Grant TypePost PhD Research Grant
Institutional AffiliationGeorgia State U.
Grant numberGr. 9336
Approve DateOctober 5, 2016
Project TitleHecht, Dr. Erin E., Harvard U., Cambridge, MA - To aid research on 'Neural Adaptations in Response to Selection for Reduced or Increased Aggression'

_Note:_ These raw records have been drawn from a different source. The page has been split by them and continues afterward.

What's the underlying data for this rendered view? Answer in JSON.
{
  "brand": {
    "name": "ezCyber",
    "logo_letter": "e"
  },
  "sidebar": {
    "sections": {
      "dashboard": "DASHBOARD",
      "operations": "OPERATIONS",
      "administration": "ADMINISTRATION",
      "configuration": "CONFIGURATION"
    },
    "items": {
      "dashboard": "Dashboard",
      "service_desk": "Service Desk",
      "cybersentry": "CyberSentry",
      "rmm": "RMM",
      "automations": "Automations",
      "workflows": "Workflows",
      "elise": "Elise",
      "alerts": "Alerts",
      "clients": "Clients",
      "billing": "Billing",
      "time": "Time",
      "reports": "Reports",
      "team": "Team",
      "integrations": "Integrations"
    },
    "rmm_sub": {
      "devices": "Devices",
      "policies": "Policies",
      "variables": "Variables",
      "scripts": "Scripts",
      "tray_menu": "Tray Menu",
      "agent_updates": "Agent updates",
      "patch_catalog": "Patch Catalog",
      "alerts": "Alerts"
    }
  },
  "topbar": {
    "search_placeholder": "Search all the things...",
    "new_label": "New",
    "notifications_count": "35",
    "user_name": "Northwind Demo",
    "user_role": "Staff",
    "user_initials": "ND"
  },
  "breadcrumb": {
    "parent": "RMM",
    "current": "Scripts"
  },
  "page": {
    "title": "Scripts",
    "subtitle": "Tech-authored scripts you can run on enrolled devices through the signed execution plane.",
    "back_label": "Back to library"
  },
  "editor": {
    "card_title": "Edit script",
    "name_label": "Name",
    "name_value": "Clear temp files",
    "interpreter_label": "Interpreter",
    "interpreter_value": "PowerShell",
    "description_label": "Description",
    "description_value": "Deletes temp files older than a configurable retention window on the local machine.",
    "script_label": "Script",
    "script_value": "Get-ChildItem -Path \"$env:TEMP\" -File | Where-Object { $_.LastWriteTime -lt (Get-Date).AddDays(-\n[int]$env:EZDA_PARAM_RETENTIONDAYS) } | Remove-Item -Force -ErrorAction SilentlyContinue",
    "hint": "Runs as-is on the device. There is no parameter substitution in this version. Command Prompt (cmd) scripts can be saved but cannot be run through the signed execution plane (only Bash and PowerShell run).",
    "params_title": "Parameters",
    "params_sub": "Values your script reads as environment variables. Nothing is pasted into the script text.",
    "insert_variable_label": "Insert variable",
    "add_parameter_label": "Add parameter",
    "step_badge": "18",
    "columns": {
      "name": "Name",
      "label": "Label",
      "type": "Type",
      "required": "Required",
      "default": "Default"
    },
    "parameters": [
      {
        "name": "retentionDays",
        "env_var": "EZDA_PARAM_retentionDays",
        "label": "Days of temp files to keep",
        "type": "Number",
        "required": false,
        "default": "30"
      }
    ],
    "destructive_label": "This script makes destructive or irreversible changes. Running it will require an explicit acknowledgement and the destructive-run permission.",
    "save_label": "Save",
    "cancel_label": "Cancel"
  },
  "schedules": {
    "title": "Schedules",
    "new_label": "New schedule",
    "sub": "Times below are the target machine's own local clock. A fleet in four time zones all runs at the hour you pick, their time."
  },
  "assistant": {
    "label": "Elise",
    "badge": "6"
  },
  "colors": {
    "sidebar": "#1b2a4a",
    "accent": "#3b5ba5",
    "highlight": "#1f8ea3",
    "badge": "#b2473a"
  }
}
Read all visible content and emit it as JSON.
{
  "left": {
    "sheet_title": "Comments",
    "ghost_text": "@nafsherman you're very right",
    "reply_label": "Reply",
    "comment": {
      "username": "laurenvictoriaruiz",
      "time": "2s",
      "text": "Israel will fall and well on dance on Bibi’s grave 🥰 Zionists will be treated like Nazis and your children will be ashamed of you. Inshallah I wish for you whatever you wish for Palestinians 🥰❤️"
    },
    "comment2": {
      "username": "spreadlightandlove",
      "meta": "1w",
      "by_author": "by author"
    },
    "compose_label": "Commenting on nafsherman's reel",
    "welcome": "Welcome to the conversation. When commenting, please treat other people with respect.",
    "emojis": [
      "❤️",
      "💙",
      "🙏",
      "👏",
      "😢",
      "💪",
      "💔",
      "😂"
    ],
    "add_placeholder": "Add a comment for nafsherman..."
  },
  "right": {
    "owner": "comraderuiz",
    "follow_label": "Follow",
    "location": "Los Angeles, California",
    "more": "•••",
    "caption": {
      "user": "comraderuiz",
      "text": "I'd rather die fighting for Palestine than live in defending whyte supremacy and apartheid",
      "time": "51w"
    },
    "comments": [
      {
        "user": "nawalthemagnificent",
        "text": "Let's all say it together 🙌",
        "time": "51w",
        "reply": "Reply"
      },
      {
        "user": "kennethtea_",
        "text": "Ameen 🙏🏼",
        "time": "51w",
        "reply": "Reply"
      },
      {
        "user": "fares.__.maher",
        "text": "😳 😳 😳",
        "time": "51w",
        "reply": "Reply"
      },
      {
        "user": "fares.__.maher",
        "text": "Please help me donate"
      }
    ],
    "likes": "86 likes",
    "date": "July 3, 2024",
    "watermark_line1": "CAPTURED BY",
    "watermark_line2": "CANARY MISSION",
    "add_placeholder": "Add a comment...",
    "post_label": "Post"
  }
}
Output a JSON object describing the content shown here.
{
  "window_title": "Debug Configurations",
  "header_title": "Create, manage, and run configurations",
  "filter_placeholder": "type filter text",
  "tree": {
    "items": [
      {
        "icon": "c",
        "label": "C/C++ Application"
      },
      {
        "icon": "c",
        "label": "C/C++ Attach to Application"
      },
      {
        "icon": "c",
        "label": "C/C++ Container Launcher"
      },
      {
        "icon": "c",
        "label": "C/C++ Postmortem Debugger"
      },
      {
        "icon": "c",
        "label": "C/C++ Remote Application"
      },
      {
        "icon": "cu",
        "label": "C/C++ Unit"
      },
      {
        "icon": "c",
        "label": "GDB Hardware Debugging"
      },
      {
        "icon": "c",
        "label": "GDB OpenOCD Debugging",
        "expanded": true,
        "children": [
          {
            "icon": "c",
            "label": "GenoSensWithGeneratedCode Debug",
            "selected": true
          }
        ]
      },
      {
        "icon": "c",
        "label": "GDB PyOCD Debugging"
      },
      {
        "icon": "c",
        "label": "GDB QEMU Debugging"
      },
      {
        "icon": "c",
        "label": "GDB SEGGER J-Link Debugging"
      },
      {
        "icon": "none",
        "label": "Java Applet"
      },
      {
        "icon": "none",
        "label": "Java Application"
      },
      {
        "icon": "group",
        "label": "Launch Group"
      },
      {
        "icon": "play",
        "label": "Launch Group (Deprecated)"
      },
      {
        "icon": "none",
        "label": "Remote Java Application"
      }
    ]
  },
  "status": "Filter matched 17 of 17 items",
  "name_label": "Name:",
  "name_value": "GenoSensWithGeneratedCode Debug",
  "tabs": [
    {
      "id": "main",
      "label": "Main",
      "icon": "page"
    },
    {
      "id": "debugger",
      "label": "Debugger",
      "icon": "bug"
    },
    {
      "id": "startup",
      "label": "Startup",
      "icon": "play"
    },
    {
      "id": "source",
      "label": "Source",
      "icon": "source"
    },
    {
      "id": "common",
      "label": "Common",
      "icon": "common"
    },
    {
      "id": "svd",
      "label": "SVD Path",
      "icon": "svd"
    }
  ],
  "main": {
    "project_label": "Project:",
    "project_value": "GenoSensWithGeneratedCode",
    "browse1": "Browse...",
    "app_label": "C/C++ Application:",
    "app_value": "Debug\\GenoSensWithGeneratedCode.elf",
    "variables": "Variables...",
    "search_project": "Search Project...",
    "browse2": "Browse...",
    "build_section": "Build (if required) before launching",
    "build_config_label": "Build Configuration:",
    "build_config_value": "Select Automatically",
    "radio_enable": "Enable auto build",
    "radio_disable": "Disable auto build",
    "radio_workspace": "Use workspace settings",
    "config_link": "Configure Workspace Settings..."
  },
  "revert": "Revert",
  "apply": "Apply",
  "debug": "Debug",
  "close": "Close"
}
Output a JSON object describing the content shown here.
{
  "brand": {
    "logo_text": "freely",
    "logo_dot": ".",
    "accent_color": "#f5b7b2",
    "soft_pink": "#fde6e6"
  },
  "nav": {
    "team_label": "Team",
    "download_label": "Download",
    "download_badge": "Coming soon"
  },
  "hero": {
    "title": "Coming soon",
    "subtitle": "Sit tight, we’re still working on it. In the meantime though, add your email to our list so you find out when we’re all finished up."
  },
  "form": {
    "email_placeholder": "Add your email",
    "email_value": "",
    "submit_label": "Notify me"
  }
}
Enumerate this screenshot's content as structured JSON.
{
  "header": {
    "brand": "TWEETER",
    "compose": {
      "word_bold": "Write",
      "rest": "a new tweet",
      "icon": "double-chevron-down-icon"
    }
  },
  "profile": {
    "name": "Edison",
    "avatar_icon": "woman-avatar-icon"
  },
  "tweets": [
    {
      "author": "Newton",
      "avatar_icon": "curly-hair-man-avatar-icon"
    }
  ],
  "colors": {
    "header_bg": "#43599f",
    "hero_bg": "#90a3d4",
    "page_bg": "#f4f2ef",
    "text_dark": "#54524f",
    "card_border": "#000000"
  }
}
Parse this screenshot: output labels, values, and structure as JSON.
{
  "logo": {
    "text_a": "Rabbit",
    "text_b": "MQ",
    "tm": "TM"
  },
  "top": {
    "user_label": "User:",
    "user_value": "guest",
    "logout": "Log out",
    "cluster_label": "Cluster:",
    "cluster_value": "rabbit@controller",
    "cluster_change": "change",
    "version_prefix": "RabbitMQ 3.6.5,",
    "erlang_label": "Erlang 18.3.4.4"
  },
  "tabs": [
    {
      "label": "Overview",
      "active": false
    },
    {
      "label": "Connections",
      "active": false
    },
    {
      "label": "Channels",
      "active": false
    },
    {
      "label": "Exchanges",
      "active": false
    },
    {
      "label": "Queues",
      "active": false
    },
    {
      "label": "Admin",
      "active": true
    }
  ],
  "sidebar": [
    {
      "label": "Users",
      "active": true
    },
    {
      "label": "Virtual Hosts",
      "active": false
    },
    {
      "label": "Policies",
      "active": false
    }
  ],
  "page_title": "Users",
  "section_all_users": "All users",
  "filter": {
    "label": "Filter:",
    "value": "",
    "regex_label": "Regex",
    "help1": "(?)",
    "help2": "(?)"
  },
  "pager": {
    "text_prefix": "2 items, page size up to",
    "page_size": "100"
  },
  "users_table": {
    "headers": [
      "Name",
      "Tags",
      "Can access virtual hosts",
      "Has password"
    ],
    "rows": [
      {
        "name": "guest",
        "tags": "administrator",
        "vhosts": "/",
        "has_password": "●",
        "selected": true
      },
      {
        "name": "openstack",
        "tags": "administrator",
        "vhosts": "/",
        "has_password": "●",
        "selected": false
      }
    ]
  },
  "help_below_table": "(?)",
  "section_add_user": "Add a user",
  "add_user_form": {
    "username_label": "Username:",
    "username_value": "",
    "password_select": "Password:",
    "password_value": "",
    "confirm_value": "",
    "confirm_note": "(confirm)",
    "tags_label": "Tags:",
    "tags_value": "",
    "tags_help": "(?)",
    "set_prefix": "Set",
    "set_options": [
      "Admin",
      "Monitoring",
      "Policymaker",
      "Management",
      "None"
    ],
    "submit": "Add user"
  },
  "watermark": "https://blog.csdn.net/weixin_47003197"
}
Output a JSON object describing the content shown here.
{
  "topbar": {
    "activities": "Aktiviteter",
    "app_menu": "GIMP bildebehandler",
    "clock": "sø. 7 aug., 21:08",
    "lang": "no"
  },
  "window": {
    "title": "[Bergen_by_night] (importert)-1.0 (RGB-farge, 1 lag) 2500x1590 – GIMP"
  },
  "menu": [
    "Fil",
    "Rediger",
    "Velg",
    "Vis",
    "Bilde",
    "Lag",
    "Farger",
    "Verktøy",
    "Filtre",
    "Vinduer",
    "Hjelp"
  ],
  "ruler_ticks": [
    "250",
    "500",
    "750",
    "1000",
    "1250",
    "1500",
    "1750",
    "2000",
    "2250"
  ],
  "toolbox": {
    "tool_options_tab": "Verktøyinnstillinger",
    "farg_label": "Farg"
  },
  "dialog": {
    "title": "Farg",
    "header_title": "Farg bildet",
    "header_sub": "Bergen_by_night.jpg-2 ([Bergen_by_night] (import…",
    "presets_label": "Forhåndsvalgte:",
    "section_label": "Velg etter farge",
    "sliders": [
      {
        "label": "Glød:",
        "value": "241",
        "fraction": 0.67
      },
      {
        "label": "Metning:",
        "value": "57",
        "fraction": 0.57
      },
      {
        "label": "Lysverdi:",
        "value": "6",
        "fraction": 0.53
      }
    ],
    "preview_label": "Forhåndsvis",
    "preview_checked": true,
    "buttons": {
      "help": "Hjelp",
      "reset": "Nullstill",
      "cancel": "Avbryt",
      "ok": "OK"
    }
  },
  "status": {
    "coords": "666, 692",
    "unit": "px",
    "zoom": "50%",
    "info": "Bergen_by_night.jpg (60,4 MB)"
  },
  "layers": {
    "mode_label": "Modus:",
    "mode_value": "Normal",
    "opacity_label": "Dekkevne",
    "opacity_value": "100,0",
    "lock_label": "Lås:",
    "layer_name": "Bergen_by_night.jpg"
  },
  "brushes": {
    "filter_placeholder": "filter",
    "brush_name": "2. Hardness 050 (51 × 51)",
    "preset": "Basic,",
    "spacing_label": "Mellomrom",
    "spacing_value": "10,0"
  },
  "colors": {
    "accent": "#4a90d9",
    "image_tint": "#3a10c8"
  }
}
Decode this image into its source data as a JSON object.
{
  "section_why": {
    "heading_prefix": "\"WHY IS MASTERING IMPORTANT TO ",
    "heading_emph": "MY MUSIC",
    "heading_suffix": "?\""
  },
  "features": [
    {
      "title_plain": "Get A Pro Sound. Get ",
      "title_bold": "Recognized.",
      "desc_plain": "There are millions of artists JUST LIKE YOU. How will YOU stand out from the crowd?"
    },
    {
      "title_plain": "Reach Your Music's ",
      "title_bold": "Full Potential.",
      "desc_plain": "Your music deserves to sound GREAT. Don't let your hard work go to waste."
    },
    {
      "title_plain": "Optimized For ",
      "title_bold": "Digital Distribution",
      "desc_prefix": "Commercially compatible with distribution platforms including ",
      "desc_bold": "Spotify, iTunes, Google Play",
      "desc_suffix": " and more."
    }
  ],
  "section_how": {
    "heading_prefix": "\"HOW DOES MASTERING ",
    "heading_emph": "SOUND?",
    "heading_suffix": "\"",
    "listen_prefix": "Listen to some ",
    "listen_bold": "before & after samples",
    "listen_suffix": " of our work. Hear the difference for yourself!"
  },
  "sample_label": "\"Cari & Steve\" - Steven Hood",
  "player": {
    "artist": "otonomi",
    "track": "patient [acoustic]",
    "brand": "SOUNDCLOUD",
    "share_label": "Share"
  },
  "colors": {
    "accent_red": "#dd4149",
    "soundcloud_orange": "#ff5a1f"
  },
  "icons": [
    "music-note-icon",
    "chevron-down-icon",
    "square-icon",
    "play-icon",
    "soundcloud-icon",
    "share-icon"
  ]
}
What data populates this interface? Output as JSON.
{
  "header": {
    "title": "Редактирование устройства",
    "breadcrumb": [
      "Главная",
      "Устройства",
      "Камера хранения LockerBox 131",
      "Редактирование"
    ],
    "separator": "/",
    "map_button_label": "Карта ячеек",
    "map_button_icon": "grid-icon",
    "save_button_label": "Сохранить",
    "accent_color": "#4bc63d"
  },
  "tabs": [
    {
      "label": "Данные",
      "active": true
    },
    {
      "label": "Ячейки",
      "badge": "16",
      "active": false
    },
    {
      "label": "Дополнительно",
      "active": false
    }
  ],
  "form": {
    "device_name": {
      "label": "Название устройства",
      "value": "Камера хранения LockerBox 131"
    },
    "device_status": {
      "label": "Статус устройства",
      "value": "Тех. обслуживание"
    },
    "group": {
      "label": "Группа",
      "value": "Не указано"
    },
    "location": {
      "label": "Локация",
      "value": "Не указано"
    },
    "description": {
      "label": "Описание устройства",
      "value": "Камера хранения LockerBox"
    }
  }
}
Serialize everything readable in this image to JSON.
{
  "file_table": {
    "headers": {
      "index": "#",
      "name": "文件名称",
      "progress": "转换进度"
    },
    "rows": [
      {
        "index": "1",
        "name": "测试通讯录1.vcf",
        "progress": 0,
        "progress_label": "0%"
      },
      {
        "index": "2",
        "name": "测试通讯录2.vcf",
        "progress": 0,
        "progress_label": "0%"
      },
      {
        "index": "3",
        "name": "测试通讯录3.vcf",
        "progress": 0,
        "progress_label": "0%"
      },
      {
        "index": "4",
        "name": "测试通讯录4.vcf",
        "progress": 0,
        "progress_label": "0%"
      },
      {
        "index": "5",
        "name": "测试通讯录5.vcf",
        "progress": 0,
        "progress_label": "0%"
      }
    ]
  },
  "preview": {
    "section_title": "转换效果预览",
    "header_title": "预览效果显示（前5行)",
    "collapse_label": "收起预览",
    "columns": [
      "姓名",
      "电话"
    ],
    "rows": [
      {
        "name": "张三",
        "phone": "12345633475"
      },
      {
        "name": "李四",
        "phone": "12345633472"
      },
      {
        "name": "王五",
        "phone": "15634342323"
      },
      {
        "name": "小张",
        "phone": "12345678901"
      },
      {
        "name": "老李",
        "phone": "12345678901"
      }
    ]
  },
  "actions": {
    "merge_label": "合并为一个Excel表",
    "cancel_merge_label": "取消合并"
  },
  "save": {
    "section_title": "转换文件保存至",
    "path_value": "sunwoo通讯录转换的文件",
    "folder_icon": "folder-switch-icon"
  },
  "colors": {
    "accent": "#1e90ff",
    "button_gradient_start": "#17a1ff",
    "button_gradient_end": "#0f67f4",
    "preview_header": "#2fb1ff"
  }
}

ERIN HECHT, Harvard University, Cambridge, Massachusetts, was awarded funding in October 2016 to aid research on ‘ Neural Adaptations in Response to Selection for Reduced or Increased Aggression.’ For over 100 years, anthropologists have theorized that some of the selection pressures experienced by our ancestors during the emergence of human society paralleled those experienced by animals during adaptation to life within human society, or domestication. However, direct tests of the human ‘self-domestication’ hypothesis have been limited, especially in the context of brain evolution. Moreover, an alternative to the ‘self-domestication’ hypothesis is that humans and chimpanzees have evolved increased aggression relative to a more peaceful, bonobo-like ancestor. This project uses neuroimaging to address these issues with a highly specific experimental model, foxes selectively bred for either reduced or increased aggression, to pinpoint neural systems that respond to these pressures. The project then tests whether those specific systems show differences in a bonobo/chimpanzee comparison, and finally, parallel analyses are carried out in humans. Preliminary results indicate that selection both increased and reduced aggression produces shifts in the morphology of gray matter regions within cortico-limbic circuits. However, the connectivity within these networks differs in response to selection for increased versus reduced aggression. Together, this research experimentally tests long-standing anthropological hypotheses about evolutionary pressures that may have shaped human ancestors’ behavior and brain organization.